(Exercise data begins)

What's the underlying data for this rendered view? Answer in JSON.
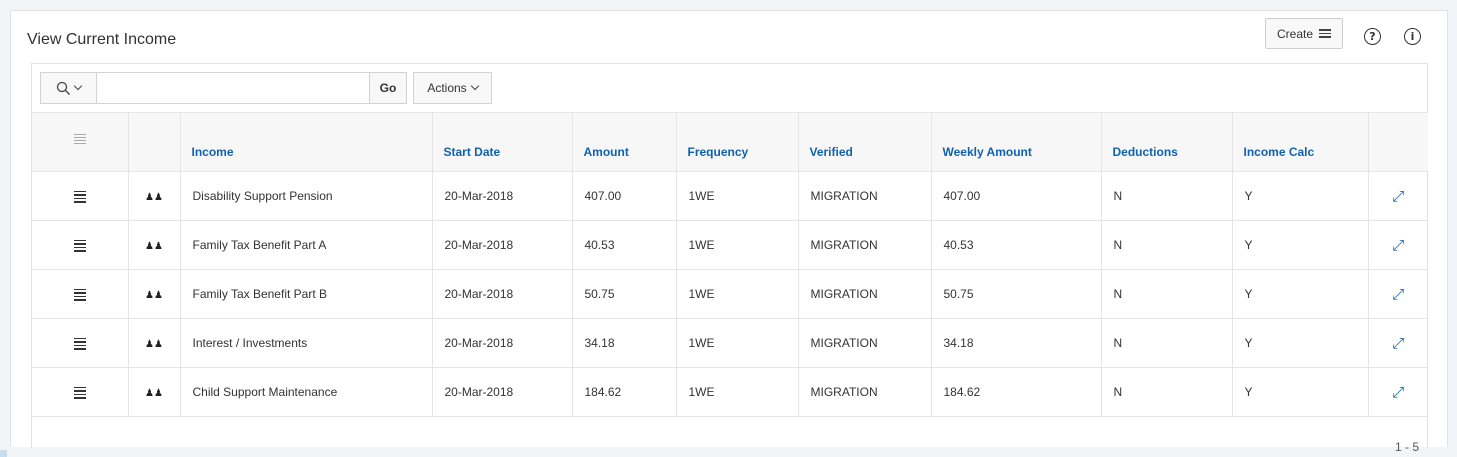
{
  "region": {
    "title": "View Current Income",
    "create_label": "Create",
    "help_glyph": "?",
    "info_glyph": "i"
  },
  "toolbar": {
    "search_icon": "search-icon",
    "search_value": "",
    "go_label": "Go",
    "actions_label": "Actions"
  },
  "table": {
    "columns": [
      "",
      "",
      "Income",
      "Start Date",
      "Amount",
      "Frequency",
      "Verified",
      "Weekly Amount",
      "Deductions",
      "Income Calc",
      ""
    ],
    "rows": [
      {
        "income": "Disability Support Pension",
        "start_date": "20-Mar-2018",
        "amount": "407.00",
        "frequency": "1WE",
        "verified": "MIGRATION",
        "weekly_amount": "407.00",
        "deductions": "N",
        "income_calc": "Y"
      },
      {
        "income": "Family Tax Benefit Part A",
        "start_date": "20-Mar-2018",
        "amount": "40.53",
        "frequency": "1WE",
        "verified": "MIGRATION",
        "weekly_amount": "40.53",
        "deductions": "N",
        "income_calc": "Y"
      },
      {
        "income": "Family Tax Benefit Part B",
        "start_date": "20-Mar-2018",
        "amount": "50.75",
        "frequency": "1WE",
        "verified": "MIGRATION",
        "weekly_amount": "50.75",
        "deductions": "N",
        "income_calc": "Y"
      },
      {
        "income": "Interest / Investments",
        "start_date": "20-Mar-2018",
        "amount": "34.18",
        "frequency": "1WE",
        "verified": "MIGRATION",
        "weekly_amount": "34.18",
        "deductions": "N",
        "income_calc": "Y"
      },
      {
        "income": "Child Support Maintenance",
        "start_date": "20-Mar-2018",
        "amount": "184.62",
        "frequency": "1WE",
        "verified": "MIGRATION",
        "weekly_amount": "184.62",
        "deductions": "N",
        "income_calc": "Y"
      }
    ]
  },
  "pagination": {
    "label": "1 - 5"
  },
  "colors": {
    "link": "#1062b1",
    "header_bg": "#f7f7f7",
    "border": "#e5e5e5"
  },
  "icons": {
    "row_menu": "hamburger-icon",
    "row_person": "people-icon",
    "row_expand": "expand-icon"
  }
}
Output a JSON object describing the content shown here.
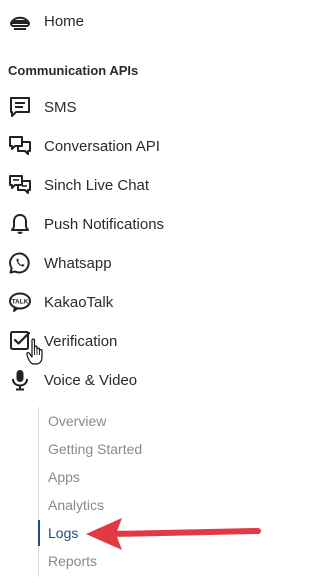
{
  "nav": {
    "home": {
      "label": "Home",
      "icon": "helmet-icon"
    },
    "section_heading": "Communication APIs",
    "items": [
      {
        "label": "SMS",
        "icon": "message-lines-icon"
      },
      {
        "label": "Conversation API",
        "icon": "conversation-bubbles-icon"
      },
      {
        "label": "Sinch Live Chat",
        "icon": "live-chat-icon"
      },
      {
        "label": "Push Notifications",
        "icon": "bell-icon"
      },
      {
        "label": "Whatsapp",
        "icon": "whatsapp-icon"
      },
      {
        "label": "KakaoTalk",
        "icon": "kakaotalk-icon"
      },
      {
        "label": "Verification",
        "icon": "checkbox-icon"
      },
      {
        "label": "Voice & Video",
        "icon": "microphone-icon"
      }
    ],
    "subitems": [
      {
        "label": "Overview"
      },
      {
        "label": "Getting Started"
      },
      {
        "label": "Apps"
      },
      {
        "label": "Analytics"
      },
      {
        "label": "Logs",
        "active": true
      },
      {
        "label": "Reports"
      }
    ],
    "kakao_badge_text": "TALK"
  },
  "colors": {
    "active_accent": "#1e4f87",
    "annotation_arrow": "#e03a44",
    "sub_text": "#8a8a8a"
  }
}
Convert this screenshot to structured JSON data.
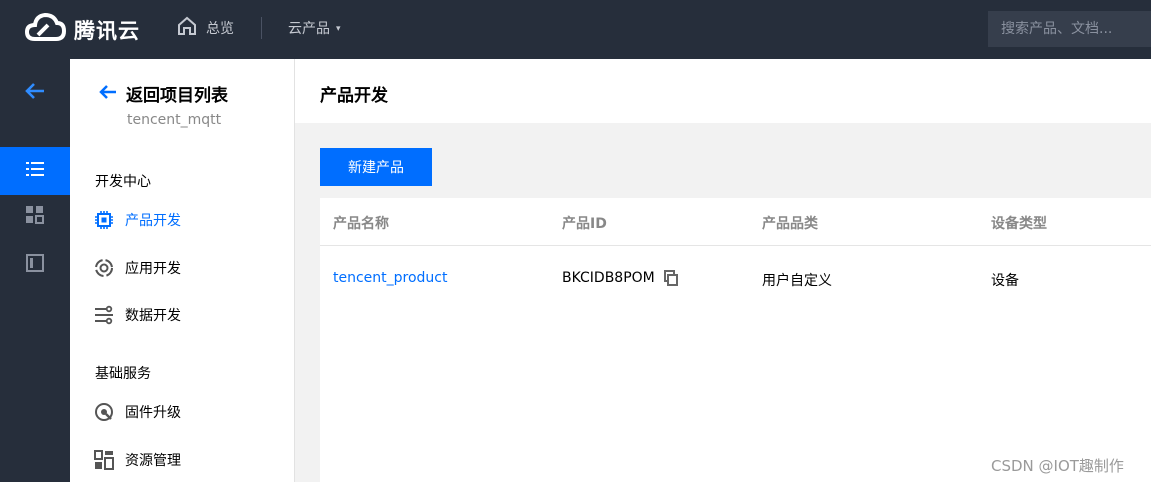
{
  "topbar": {
    "brand": "腾讯云",
    "overview_label": "总览",
    "products_label": "云产品",
    "search_placeholder": "搜索产品、文档..."
  },
  "sidebar": {
    "back_label": "返回项目列表",
    "project_id": "tencent_mqtt",
    "sections": [
      {
        "title": "开发中心",
        "items": [
          {
            "label": "产品开发",
            "icon": "chip-icon",
            "active": true
          },
          {
            "label": "应用开发",
            "icon": "app-dev-icon",
            "active": false
          },
          {
            "label": "数据开发",
            "icon": "data-flow-icon",
            "active": false
          }
        ]
      },
      {
        "title": "基础服务",
        "items": [
          {
            "label": "固件升级",
            "icon": "firmware-icon",
            "active": false
          },
          {
            "label": "资源管理",
            "icon": "resource-icon",
            "active": false
          }
        ]
      }
    ]
  },
  "main": {
    "title": "产品开发",
    "new_button": "新建产品",
    "table": {
      "columns": [
        "产品名称",
        "产品ID",
        "产品品类",
        "设备类型"
      ],
      "rows": [
        {
          "name": "tencent_product",
          "id": "BKCIDB8POM",
          "category": "用户自定义",
          "device_type": "设备"
        }
      ]
    }
  },
  "watermark": "CSDN @IOT趣制作",
  "colors": {
    "accent": "#006eff",
    "topbar_bg": "#262e3b",
    "page_bg": "#f2f2f2"
  }
}
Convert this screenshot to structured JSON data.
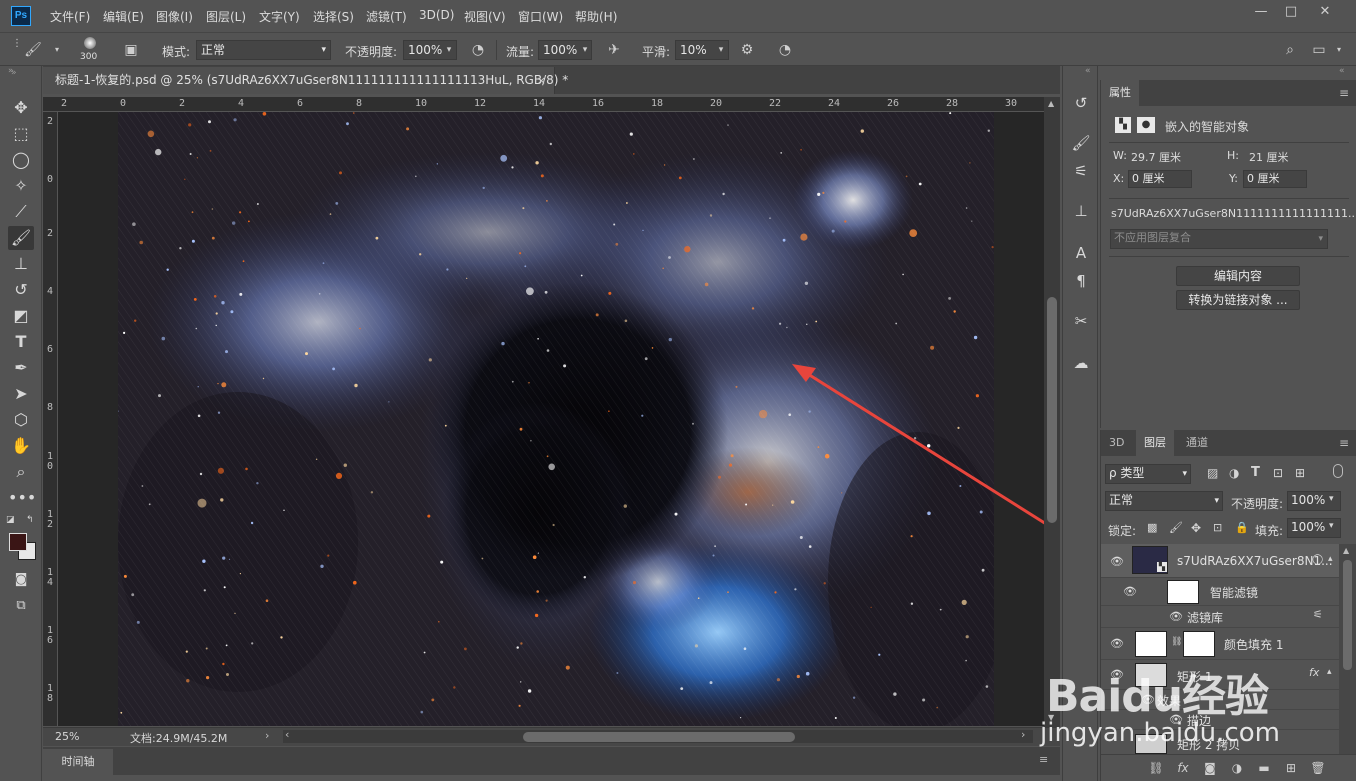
{
  "menubar": {
    "logo": "Ps",
    "items": [
      "文件(F)",
      "编辑(E)",
      "图像(I)",
      "图层(L)",
      "文字(Y)",
      "选择(S)",
      "滤镜(T)",
      "3D(D)",
      "视图(V)",
      "窗口(W)",
      "帮助(H)"
    ],
    "window_buttons": [
      "—",
      "□",
      "✕"
    ]
  },
  "options": {
    "brush_size": "300",
    "mode_label": "模式:",
    "mode_value": "正常",
    "opacity_label": "不透明度:",
    "opacity_value": "100%",
    "flow_label": "流量:",
    "flow_value": "100%",
    "smoothing_label": "平滑:",
    "smoothing_value": "10%"
  },
  "document": {
    "tab_title": "标题-1-恢复的.psd @ 25% (s7UdRAz6XX7uGser8N111111111111111113HuL, RGB/8) *",
    "tab_close": "×",
    "ruler_h": [
      "2",
      "0",
      "2",
      "4",
      "6",
      "8",
      "10",
      "12",
      "14",
      "16",
      "18",
      "20",
      "22",
      "24",
      "26",
      "28",
      "30"
    ],
    "ruler_v": [
      "2",
      "0",
      "2",
      "4",
      "6",
      "8",
      "1\n0",
      "1\n2",
      "1\n4",
      "1\n6",
      "1\n8",
      "2\n0"
    ],
    "zoom": "25%",
    "doc_size": "文档:24.9M/45.2M",
    "timeline_tab": "时间轴"
  },
  "properties": {
    "tab": "属性",
    "type": "嵌入的智能对象",
    "w_label": "W:",
    "w_value": "29.7 厘米",
    "h_label": "H:",
    "h_value": "21 厘米",
    "x_label": "X:",
    "x_value": "0 厘米",
    "y_label": "Y:",
    "y_value": "0 厘米",
    "object_name": "s7UdRAz6XX7uGser8N1111111111111111...",
    "comp_placeholder": "不应用图层复合",
    "edit_contents": "编辑内容",
    "convert_linked": "转换为链接对象 ..."
  },
  "layers": {
    "tabs": [
      "3D",
      "图层",
      "通道"
    ],
    "filter_kind": "ρ 类型",
    "blend_mode": "正常",
    "opacity_label": "不透明度:",
    "opacity_value": "100%",
    "lock_label": "锁定:",
    "fill_label": "填充:",
    "fill_value": "100%",
    "rows": {
      "smart_object": "s7UdRAz6XX7uGser8N1...",
      "smart_filters": "智能滤镜",
      "filter_gallery": "滤镜库",
      "color_fill": "颜色填充 1",
      "shape": "矩形 1",
      "effects": "效果",
      "stroke": "描边",
      "shape2": "矩形 2 拷贝",
      "fx": "fx"
    }
  },
  "watermark": {
    "brand": "Baidu经验",
    "url": "jingyan.baidu.com"
  },
  "colors": {
    "foreground": "#3a1515",
    "background": "#e8e8e8",
    "arrow": "#e8453c"
  }
}
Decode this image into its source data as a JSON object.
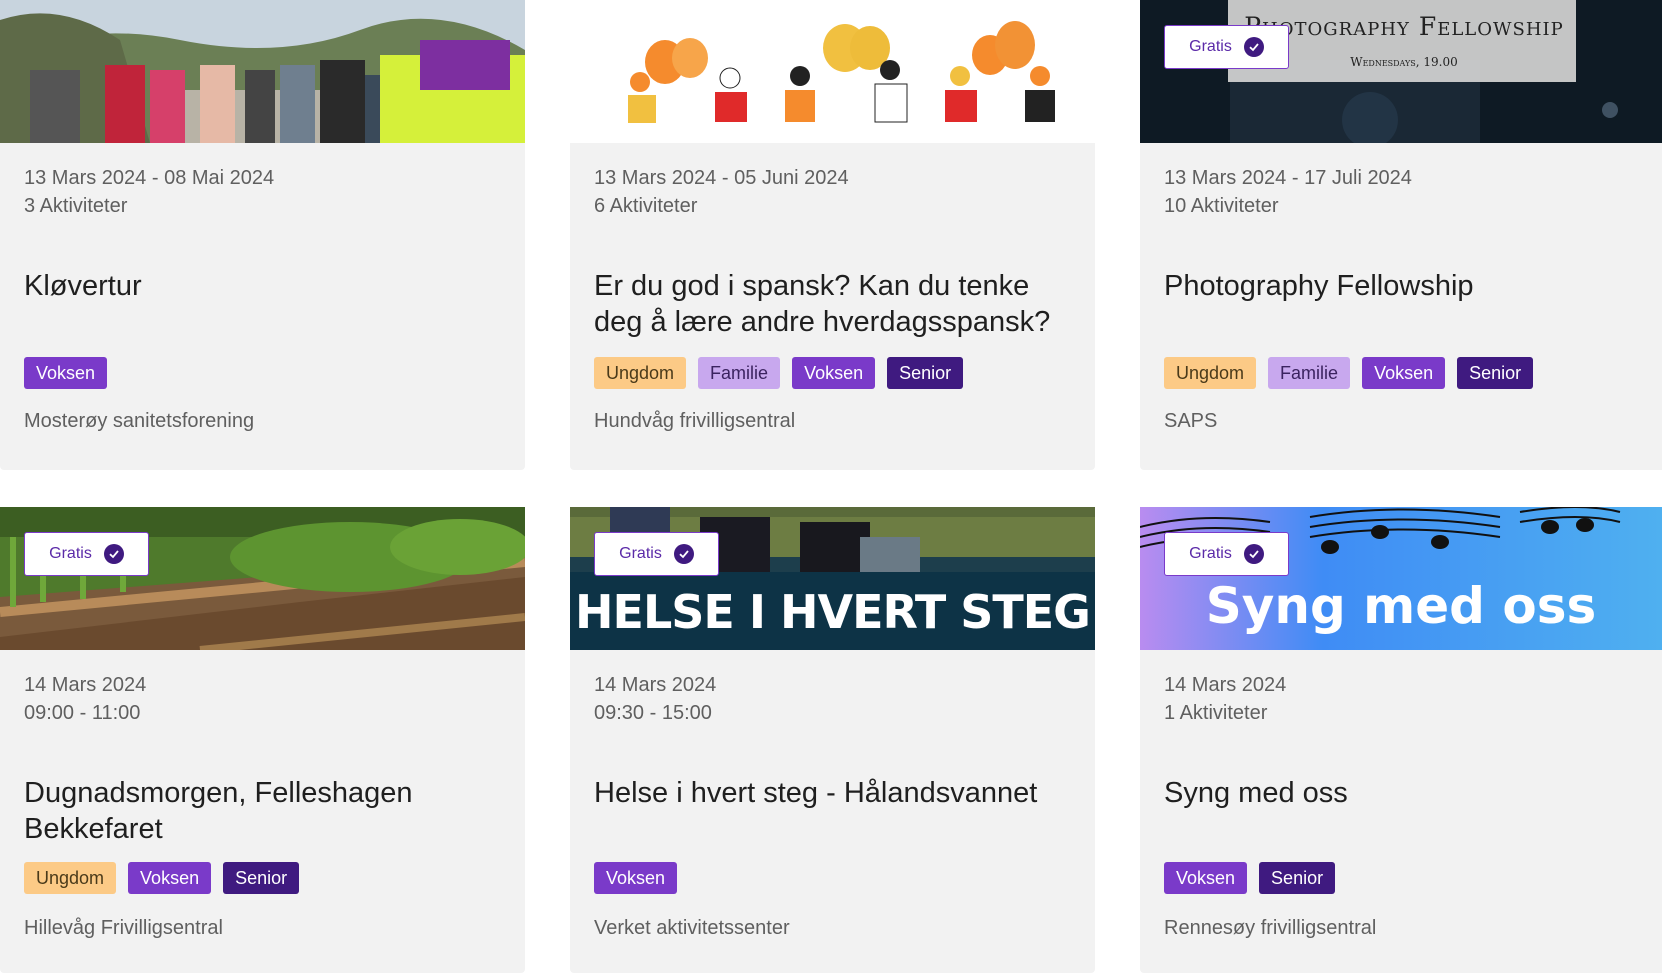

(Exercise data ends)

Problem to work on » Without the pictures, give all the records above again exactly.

Solution »
What's the underlying data for this rendered view? Answer in JSON.
{
  "region": {
    "title": "View Current Income",
    "create_label": "Create",
    "help_glyph": "?",
    "info_glyph": "i"
  },
  "toolbar": {
    "search_icon": "search-icon",
    "search_value": "",
    "go_label": "Go",
    "actions_label": "Actions"
  },
  "table": {
    "columns": [
      "",
      "",
      "Income",
      "Start Date",
      "Amount",
      "Frequency",
      "Verified",
      "Weekly Amount",
      "Deductions",
      "Income Calc",
      ""
    ],
    "rows": [
      {
        "income": "Disability Support Pension",
        "start_date": "20-Mar-2018",
        "amount": "407.00",
        "frequency": "1WE",
        "verified": "MIGRATION",
        "weekly_amount": "407.00",
        "deductions": "N",
        "income_calc": "Y"
      },
      {
        "income": "Family Tax Benefit Part A",
        "start_date": "20-Mar-2018",
        "amount": "40.53",
        "frequency": "1WE",
        "verified": "MIGRATION",
        "weekly_amount": "40.53",
        "deductions": "N",
        "income_calc": "Y"
      },
      {
        "income": "Family Tax Benefit Part B",
        "start_date": "20-Mar-2018",
        "amount": "50.75",
        "frequency": "1WE",
        "verified": "MIGRATION",
        "weekly_amount": "50.75",
        "deductions": "N",
        "income_calc": "Y"
      },
      {
        "income": "Interest / Investments",
        "start_date": "20-Mar-2018",
        "amount": "34.18",
        "frequency": "1WE",
        "verified": "MIGRATION",
        "weekly_amount": "34.18",
        "deductions": "N",
        "income_calc": "Y"
      },
      {
        "income": "Child Support Maintenance",
        "start_date": "20-Mar-2018",
        "amount": "184.62",
        "frequency": "1WE",
        "verified": "MIGRATION",
        "weekly_amount": "184.62",
        "deductions": "N",
        "income_calc": "Y"
      }
    ]
  },
  "pagination": {
    "label": "1 - 5"
  },
  "colors": {
    "link": "#1062b1",
    "header_bg": "#f7f7f7",
    "border": "#e5e5e5"
  },
  "icons": {
    "row_menu": "hamburger-icon",
    "row_person": "people-icon",
    "row_expand": "expand-icon"
  }
}
Output a JSON object describing the content shown here.
{
  "nav": {
    "home": {
      "label": "Home",
      "icon": "helmet-icon"
    },
    "section_heading": "Communication APIs",
    "items": [
      {
        "label": "SMS",
        "icon": "message-lines-icon"
      },
      {
        "label": "Conversation API",
        "icon": "conversation-bubbles-icon"
      },
      {
        "label": "Sinch Live Chat",
        "icon": "live-chat-icon"
      },
      {
        "label": "Push Notifications",
        "icon": "bell-icon"
      },
      {
        "label": "Whatsapp",
        "icon": "whatsapp-icon"
      },
      {
        "label": "KakaoTalk",
        "icon": "kakaotalk-icon"
      },
      {
        "label": "Verification",
        "icon": "checkbox-icon"
      },
      {
        "label": "Voice & Video",
        "icon": "microphone-icon"
      }
    ],
    "subitems": [
      {
        "label": "Overview"
      },
      {
        "label": "Getting Started"
      },
      {
        "label": "Apps"
      },
      {
        "label": "Analytics"
      },
      {
        "label": "Logs",
        "active": true
      },
      {
        "label": "Reports"
      }
    ],
    "kakao_badge_text": "TALK"
  },
  "colors": {
    "active_accent": "#1e4f87",
    "annotation_arrow": "#e03a44",
    "sub_text": "#8a8a8a"
  }
}
Convert this screenshot to structured JSON data.
{
  "topbar": {
    "brand": "腾讯云",
    "overview_label": "总览",
    "products_label": "云产品",
    "search_placeholder": "搜索产品、文档..."
  },
  "sidebar": {
    "back_label": "返回项目列表",
    "project_id": "tencent_mqtt",
    "sections": [
      {
        "title": "开发中心",
        "items": [
          {
            "label": "产品开发",
            "icon": "chip-icon",
            "active": true
          },
          {
            "label": "应用开发",
            "icon": "app-dev-icon",
            "active": false
          },
          {
            "label": "数据开发",
            "icon": "data-flow-icon",
            "active": false
          }
        ]
      },
      {
        "title": "基础服务",
        "items": [
          {
            "label": "固件升级",
            "icon": "firmware-icon",
            "active": false
          },
          {
            "label": "资源管理",
            "icon": "resource-icon",
            "active": false
          }
        ]
      }
    ]
  },
  "main": {
    "title": "产品开发",
    "new_button": "新建产品",
    "table": {
      "columns": [
        "产品名称",
        "产品ID",
        "产品品类",
        "设备类型"
      ],
      "rows": [
        {
          "name": "tencent_product",
          "id": "BKCIDB8POM",
          "category": "用户自定义",
          "device_type": "设备"
        }
      ]
    }
  },
  "watermark": "CSDN @IOT趣制作",
  "colors": {
    "accent": "#006eff",
    "topbar_bg": "#262e3b",
    "page_bg": "#f2f2f2"
  }
}
Convert this screenshot to structured JSON data.
{
  "menubar": {
    "logo": "Ps",
    "items": [
      "文件(F)",
      "编辑(E)",
      "图像(I)",
      "图层(L)",
      "文字(Y)",
      "选择(S)",
      "滤镜(T)",
      "3D(D)",
      "视图(V)",
      "窗口(W)",
      "帮助(H)"
    ],
    "window_buttons": [
      "—",
      "□",
      "✕"
    ]
  },
  "options": {
    "brush_size": "300",
    "mode_label": "模式:",
    "mode_value": "正常",
    "opacity_label": "不透明度:",
    "opacity_value": "100%",
    "flow_label": "流量:",
    "flow_value": "100%",
    "smoothing_label": "平滑:",
    "smoothing_value": "10%"
  },
  "document": {
    "tab_title": "标题-1-恢复的.psd @ 25% (s7UdRAz6XX7uGser8N111111111111111113HuL, RGB/8) *",
    "tab_close": "×",
    "ruler_h": [
      "2",
      "0",
      "2",
      "4",
      "6",
      "8",
      "10",
      "12",
      "14",
      "16",
      "18",
      "20",
      "22",
      "24",
      "26",
      "28",
      "30"
    ],
    "ruler_v": [
      "2",
      "0",
      "2",
      "4",
      "6",
      "8",
      "1\n0",
      "1\n2",
      "1\n4",
      "1\n6",
      "1\n8",
      "2\n0"
    ],
    "zoom": "25%",
    "doc_size": "文档:24.9M/45.2M",
    "timeline_tab": "时间轴"
  },
  "properties": {
    "tab": "属性",
    "type": "嵌入的智能对象",
    "w_label": "W:",
    "w_value": "29.7 厘米",
    "h_label": "H:",
    "h_value": "21 厘米",
    "x_label": "X:",
    "x_value": "0 厘米",
    "y_label": "Y:",
    "y_value": "0 厘米",
    "object_name": "s7UdRAz6XX7uGser8N1111111111111111...",
    "comp_placeholder": "不应用图层复合",
    "edit_contents": "编辑内容",
    "convert_linked": "转换为链接对象 ..."
  },
  "layers": {
    "tabs": [
      "3D",
      "图层",
      "通道"
    ],
    "filter_kind": "ρ 类型",
    "blend_mode": "正常",
    "opacity_label": "不透明度:",
    "opacity_value": "100%",
    "lock_label": "锁定:",
    "fill_label": "填充:",
    "fill_value": "100%",
    "rows": {
      "smart_object": "s7UdRAz6XX7uGser8N1...",
      "smart_filters": "智能滤镜",
      "filter_gallery": "滤镜库",
      "color_fill": "颜色填充 1",
      "shape": "矩形 1",
      "effects": "效果",
      "stroke": "描边",
      "shape2": "矩形 2 拷贝",
      "fx": "fx"
    }
  },
  "watermark": {
    "brand": "Baidu经验",
    "url": "jingyan.baidu.com"
  },
  "colors": {
    "foreground": "#3a1515",
    "background": "#e8e8e8",
    "arrow": "#e8453c"
  }
}
Decode this image into its source data as a JSON object.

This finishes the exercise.